Figure 1: Table forms at Cardington

Research partners for this Guide


Leeds University Building Research Establishment

Striking of backpropping
In no circumstances should any backpropping be removed until the formwork and falsework to the new slab have been struck. Backpropping should be removed floor by floor in a top-down sequence. Each floors backpropping should be struck in the same sequence as for falsework (see Table 2.) When special striking sequences are required, which differ from those set out above, detailed written procedures should be provided by the TWC for site staff, and the operatives informed. Backpropping should be installed as soon as possible after the new slab has been struck. This will assist in distributing the loads through the supporting floors for the construction of the next slab.

This Guide provides new and improved recommendations for striking formwork and gives new procedures for backpropping reinforced in-situ concrete flat slabs (less than 350 mm thick).

Key messages
Early* striking of formwork and improved backpropping procedures increase construction efficiency by:

The load applied onto the supporting


slab from the falsework is uniformly distributed and, further, the backpropping generates a uniformly distributed support system from underneath the slab. (This is reasonable if the backprops are spaced at least at one-third points along the supporting slab.)

97.505 First published 2001 ISBN 07210 1556 5 Price group A BCA, BRE Ltd, Construct, RCC, DETR Published by the British Cement Association on behalf of the project partners. British Cement Association Century House Telford Avenue Crowthorne, Berkshire RG45 6YS www.bca.org.uk For further copies of the Best Practice Guides ring the Concrete Bookshop on 01344 725704.
All advice or information from the British Cement Association is intended for those who will evaluate the significance and limitations of its contents and take responsibility for its use and application. No liability (including that for negligence) for any loss resulting from such advice or information is accepted.

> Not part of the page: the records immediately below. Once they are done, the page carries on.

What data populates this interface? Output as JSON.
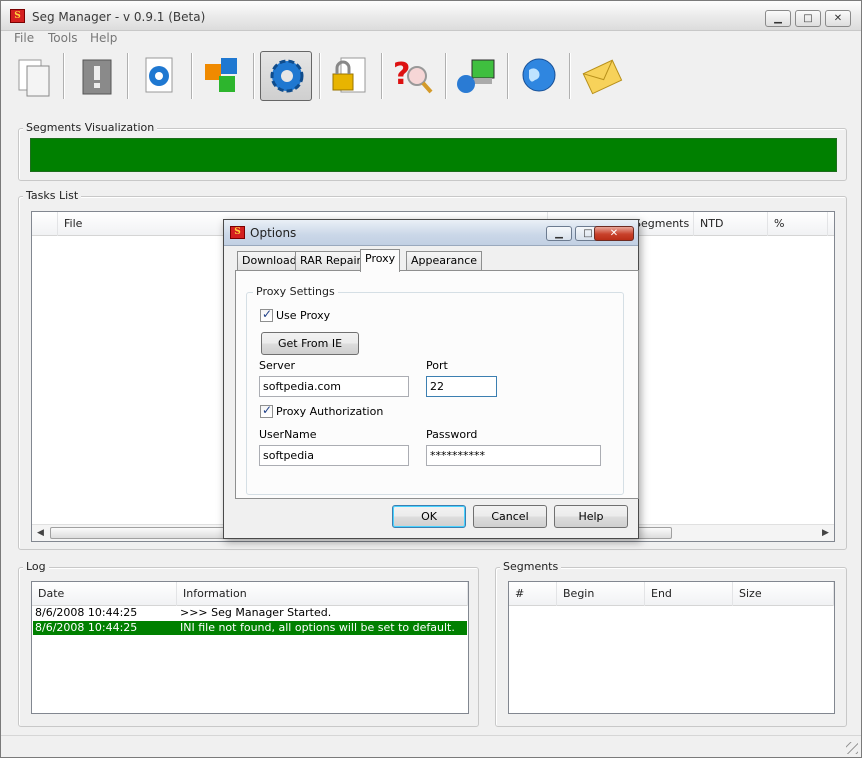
{
  "window": {
    "title": "Seg Manager - v 0.9.1 (Beta)",
    "app_icon_letter": "S",
    "controls": {
      "minimize": "▁",
      "maximize": "□",
      "close": "✕"
    }
  },
  "menu": [
    "File",
    "Tools",
    "Help"
  ],
  "toolbar": {
    "buttons": [
      {
        "icon": "new-document-icon"
      },
      {
        "icon": "error-document-icon"
      },
      {
        "icon": "document-settings-icon"
      },
      {
        "icon": "cubes-icon"
      },
      {
        "icon": "gear-icon",
        "active": true
      },
      {
        "icon": "lock-document-icon"
      },
      {
        "icon": "help-search-icon"
      },
      {
        "icon": "network-computer-icon"
      },
      {
        "icon": "globe-icon"
      },
      {
        "icon": "envelope-icon"
      }
    ]
  },
  "segments_visualization": {
    "label": "Segments Visualization",
    "color": "#008000"
  },
  "tasks_list": {
    "label": "Tasks List",
    "columns": [
      "File",
      "Segments",
      "NTD",
      "%"
    ]
  },
  "log": {
    "label": "Log",
    "columns": [
      "Date",
      "Information"
    ],
    "rows": [
      {
        "date": "8/6/2008 10:44:25",
        "info": ">>> Seg Manager Started.",
        "selected": false
      },
      {
        "date": "8/6/2008 10:44:25",
        "info": "INI file not found, all options will be set to default.",
        "selected": true
      }
    ]
  },
  "segments": {
    "label": "Segments",
    "columns": [
      "#",
      "Begin",
      "End",
      "Size"
    ]
  },
  "dialog": {
    "title": "Options",
    "tabs": [
      "Download",
      "RAR Repair",
      "Proxy",
      "Appearance"
    ],
    "active_tab": "Proxy",
    "proxy_settings_label": "Proxy Settings",
    "use_proxy_label": "Use Proxy",
    "use_proxy_checked": true,
    "get_from_ie_label": "Get From IE",
    "server_label": "Server",
    "server_value": "softpedia.com",
    "port_label": "Port",
    "port_value": "22",
    "proxy_auth_label": "Proxy Authorization",
    "proxy_auth_checked": true,
    "username_label": "UserName",
    "username_value": "softpedia",
    "password_label": "Password",
    "password_value": "**********",
    "ok_label": "OK",
    "cancel_label": "Cancel",
    "help_label": "Help",
    "check_mark": "✓"
  },
  "colors": {
    "selection": "#008000",
    "accent_blue": "#3c7fb1"
  }
}
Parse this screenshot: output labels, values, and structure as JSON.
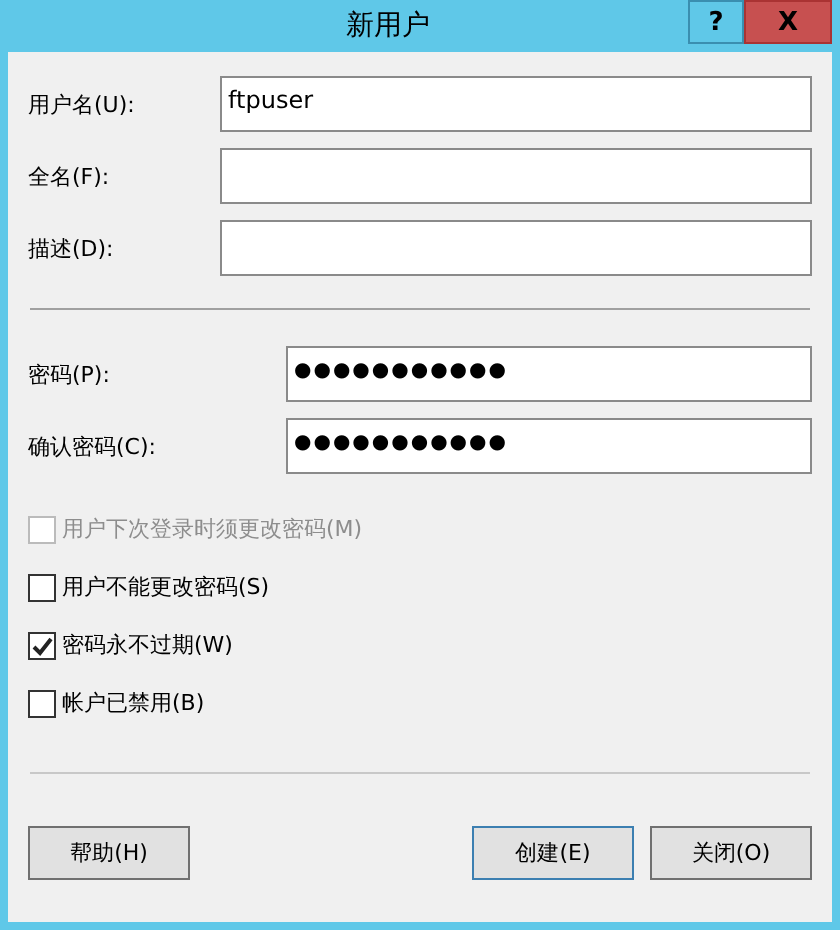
{
  "window": {
    "title": "新用户",
    "help_button": "?",
    "close_button": "X"
  },
  "fields": [
    {
      "label": "用户名(U):",
      "value": "ftpuser"
    },
    {
      "label": "全名(F):"
    },
    {
      "label": "描述(D):"
    }
  ],
  "password_fields": [
    {
      "label": "密码(P):",
      "value": "●●●●●●●●●●●"
    },
    {
      "label": "确认密码(C):",
      "value": "●●●●●●●●●●●"
    }
  ],
  "options": [
    {
      "label": "用户下次登录时须更改密码(M)",
      "checked": false,
      "disabled": true
    },
    {
      "label": "用户不能更改密码(S)",
      "checked": false,
      "disabled": false
    },
    {
      "label": "密码永不过期(W)",
      "checked": true,
      "disabled": false
    },
    {
      "label": "帐户已禁用(B)",
      "checked": false,
      "disabled": false
    }
  ],
  "buttons": {
    "help": "帮助(H)",
    "create": "创建(E)",
    "close": "关闭(O)"
  }
}
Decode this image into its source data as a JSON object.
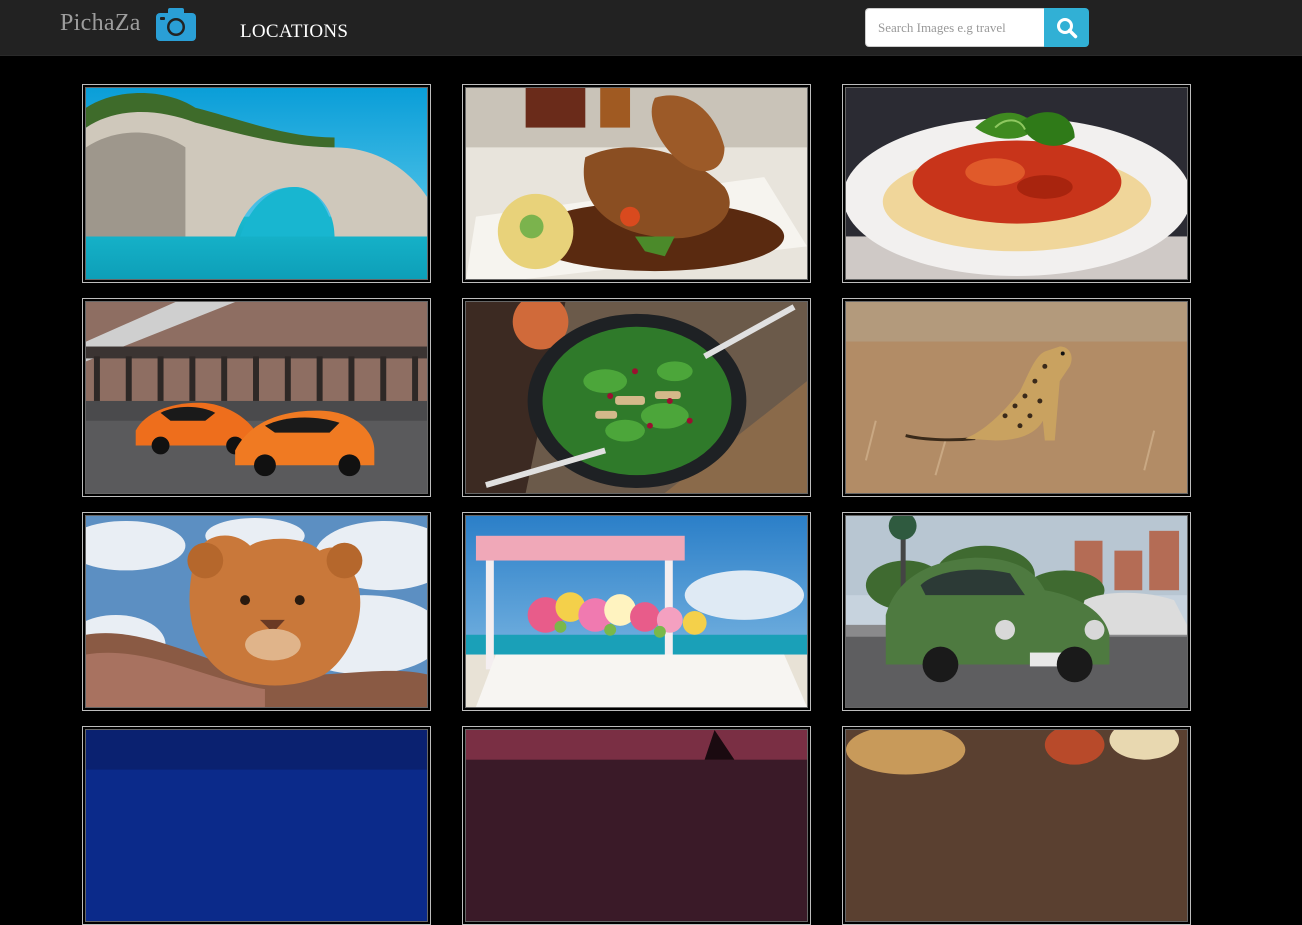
{
  "brand": {
    "name": "PichaZa",
    "logo_icon": "camera-icon",
    "logo_color": "#2a9fd6"
  },
  "nav": {
    "links": [
      {
        "label": "LOCATIONS"
      }
    ]
  },
  "search": {
    "placeholder": "Search Images e.g travel",
    "value": "",
    "button_icon": "search-icon",
    "button_color": "#31b0d5"
  },
  "gallery": {
    "images": [
      {
        "subject": "sea-arch-coast"
      },
      {
        "subject": "roast-chicken-plate"
      },
      {
        "subject": "spaghetti-bolognese"
      },
      {
        "subject": "orange-sports-cars"
      },
      {
        "subject": "spinach-salad-bowl"
      },
      {
        "subject": "cheetah-savanna"
      },
      {
        "subject": "lion-cub"
      },
      {
        "subject": "beach-wedding-table"
      },
      {
        "subject": "green-vintage-car"
      },
      {
        "subject": "night-sky"
      },
      {
        "subject": "sunset-palms"
      },
      {
        "subject": "food-platter"
      }
    ]
  }
}
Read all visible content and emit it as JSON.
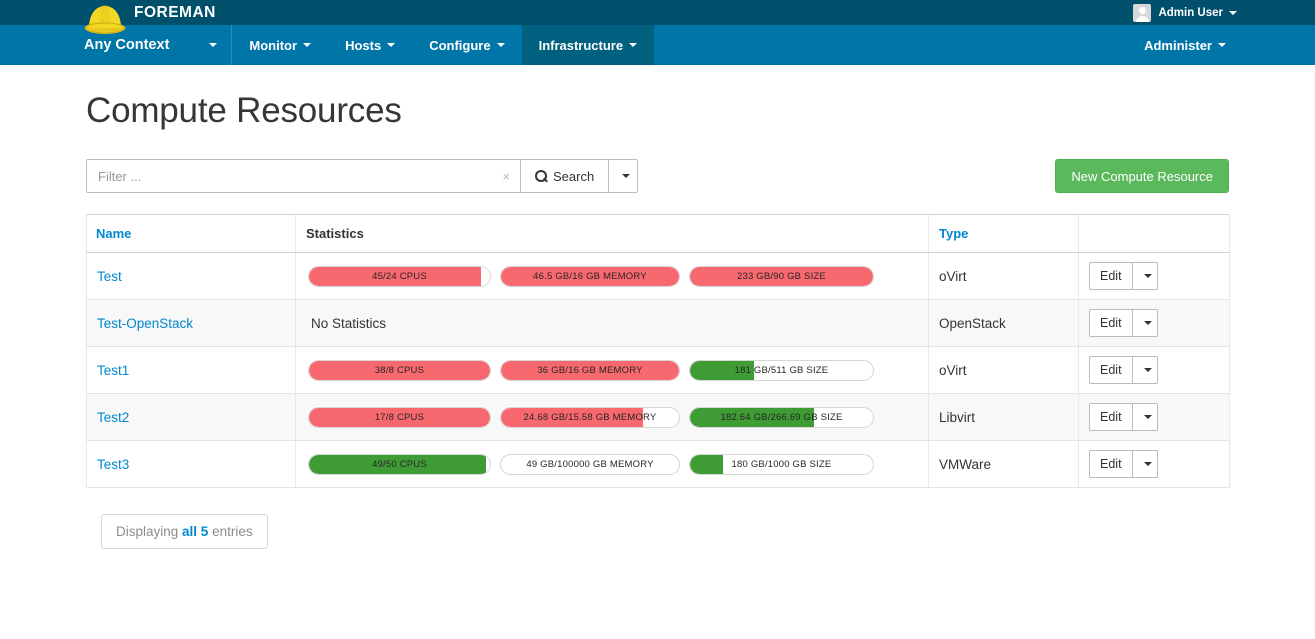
{
  "topbar": {
    "brand": "FOREMAN",
    "logo_icon": "hardhat-icon",
    "user": {
      "name": "Admin User",
      "avatar_icon": "user-avatar-icon",
      "caret_icon": "caret-down-icon"
    }
  },
  "nav": {
    "context": {
      "label": "Any Context",
      "caret_icon": "caret-down-icon"
    },
    "items": [
      {
        "label": "Monitor",
        "active": false
      },
      {
        "label": "Hosts",
        "active": false
      },
      {
        "label": "Configure",
        "active": false
      },
      {
        "label": "Infrastructure",
        "active": true
      }
    ],
    "right": [
      {
        "label": "Administer",
        "active": false
      }
    ]
  },
  "page": {
    "title": "Compute Resources"
  },
  "toolbar": {
    "filter_placeholder": "Filter ...",
    "filter_value": "",
    "filter_clear_icon": "clear-icon",
    "clear_glyph": "×",
    "search_label": "Search",
    "search_icon": "search-icon",
    "search_dropdown_icon": "caret-down-icon",
    "new_label": "New Compute Resource"
  },
  "table": {
    "headers": {
      "name": "Name",
      "statistics": "Statistics",
      "type": "Type",
      "actions": ""
    },
    "rows": [
      {
        "name": "Test",
        "type": "oVirt",
        "has_stats": true,
        "bars": [
          {
            "label": "45/24 CPUS",
            "percent": 95,
            "color": "#f8686f",
            "kind": "cpu"
          },
          {
            "label": "46.5 GB/16 GB MEMORY",
            "percent": 100,
            "color": "#f8686f",
            "kind": "memory"
          },
          {
            "label": "233 GB/90 GB SIZE",
            "percent": 100,
            "color": "#f8686f",
            "kind": "size"
          }
        ],
        "edit_label": "Edit",
        "edit_caret_icon": "caret-down-icon"
      },
      {
        "name": "Test-OpenStack",
        "type": "OpenStack",
        "has_stats": false,
        "no_stats_text": "No Statistics",
        "bars": [],
        "edit_label": "Edit",
        "edit_caret_icon": "caret-down-icon"
      },
      {
        "name": "Test1",
        "type": "oVirt",
        "has_stats": true,
        "bars": [
          {
            "label": "38/8 CPUS",
            "percent": 100,
            "color": "#f8686f",
            "kind": "cpu"
          },
          {
            "label": "36 GB/16 GB MEMORY",
            "percent": 100,
            "color": "#f8686f",
            "kind": "memory"
          },
          {
            "label": "181 GB/511 GB SIZE",
            "percent": 35,
            "color": "#3f9c35",
            "kind": "size"
          }
        ],
        "edit_label": "Edit",
        "edit_caret_icon": "caret-down-icon"
      },
      {
        "name": "Test2",
        "type": "Libvirt",
        "has_stats": true,
        "bars": [
          {
            "label": "17/8 CPUS",
            "percent": 100,
            "color": "#f8686f",
            "kind": "cpu"
          },
          {
            "label": "24.68 GB/15.58 GB MEMORY",
            "percent": 80,
            "color": "#f8686f",
            "kind": "memory"
          },
          {
            "label": "182.64 GB/266.69 GB SIZE",
            "percent": 68,
            "color": "#3f9c35",
            "kind": "size"
          }
        ],
        "edit_label": "Edit",
        "edit_caret_icon": "caret-down-icon"
      },
      {
        "name": "Test3",
        "type": "VMWare",
        "has_stats": true,
        "bars": [
          {
            "label": "49/50 CPUS",
            "percent": 98,
            "color": "#3f9c35",
            "kind": "cpu"
          },
          {
            "label": "49 GB/100000 GB MEMORY",
            "percent": 0,
            "color": "#3f9c35",
            "kind": "memory"
          },
          {
            "label": "180 GB/1000 GB SIZE",
            "percent": 18,
            "color": "#3f9c35",
            "kind": "size"
          }
        ],
        "edit_label": "Edit",
        "edit_caret_icon": "caret-down-icon"
      }
    ]
  },
  "footer": {
    "pager_prefix": "Displaying ",
    "pager_strong": "all 5",
    "pager_suffix": " entries"
  },
  "colors": {
    "topbar": "#00506b",
    "navbar": "#0076a8",
    "nav_active": "#00607f",
    "link": "#0088ce",
    "danger": "#f8686f",
    "success": "#3f9c35",
    "primary_button": "#5cb85c"
  }
}
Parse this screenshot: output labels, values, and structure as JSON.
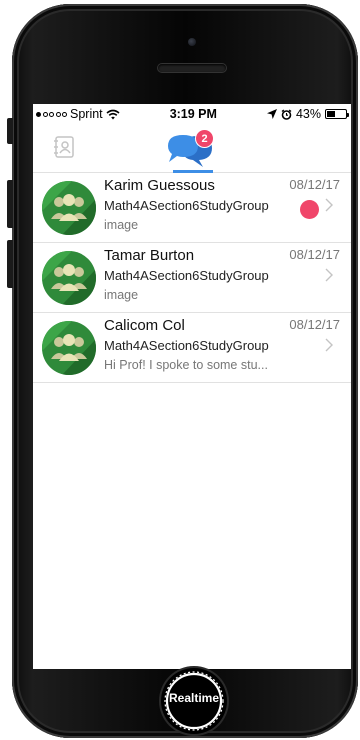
{
  "status_bar": {
    "carrier": "Sprint",
    "time": "3:19 PM",
    "battery_percent": "43%",
    "battery_level": 0.43,
    "signal_bars_filled": 1,
    "signal_bars_total": 5
  },
  "tabs": {
    "contacts_icon": "contacts-icon",
    "chats_icon": "chat-bubbles-icon",
    "chats_badge": "2",
    "active_tab": "chats",
    "accent_color": "#3d8ee6",
    "badge_color": "#f0466a"
  },
  "conversations": [
    {
      "name": "Karim Guessous",
      "group": "Math4ASection6StudyGroup",
      "preview": "image",
      "date": "08/12/17",
      "unread": true
    },
    {
      "name": "Tamar Burton",
      "group": "Math4ASection6StudyGroup",
      "preview": "image",
      "date": "08/12/17",
      "unread": false
    },
    {
      "name": "Calicom Col",
      "group": "Math4ASection6StudyGroup",
      "preview": "Hi Prof! I spoke to some stu...",
      "date": "08/12/17",
      "unread": false
    }
  ],
  "home_button": {
    "label": "Realtime"
  }
}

Readers should note that all BCA publications are subject to revision from time to time and should therefore ensure that they are in possession of the latest version.

Allowing early access to the supporting floors by following trades. Enabling greater re-use of formwork. Reducing the quantity of formwork and falsework required.
*Early in this context is defined as concrete less than three days old.

The load transferred through


supporting slabs can be proportioned pro rata to the stiffness of the slabs considered. The percentages given in Table 3 are for slabs of equal stiffness.

Best practice
Optimise formwork use by:

Determining backpropping loads during construction using empirical methods for simple
repetitive structures and a three-dimensional approach for special structures.

The backpropping is installed


with zero pre-load. (Props are finger tight to ensure stability in the unloaded condition.)

Determining required striking concrete strength from serviceability criteria. Determining early concrete strength in-situ, using pull-out inserts. (See companion
Best Practice Guide, Early age strength assessment of concrete on site.)

The effects of temperature change


are ignored.

Striking formwork in an agreed sequence after consideration of concrete pouring sequence. Controlling the loads on newly struck slabs until they have gained the required strength.

CONSTRUCT
concrete structures group

www.bca.org.uk

www.bre.co.uk

www.construct.org.uk

www.rcc-info.org.uk

www.detr.gov.uk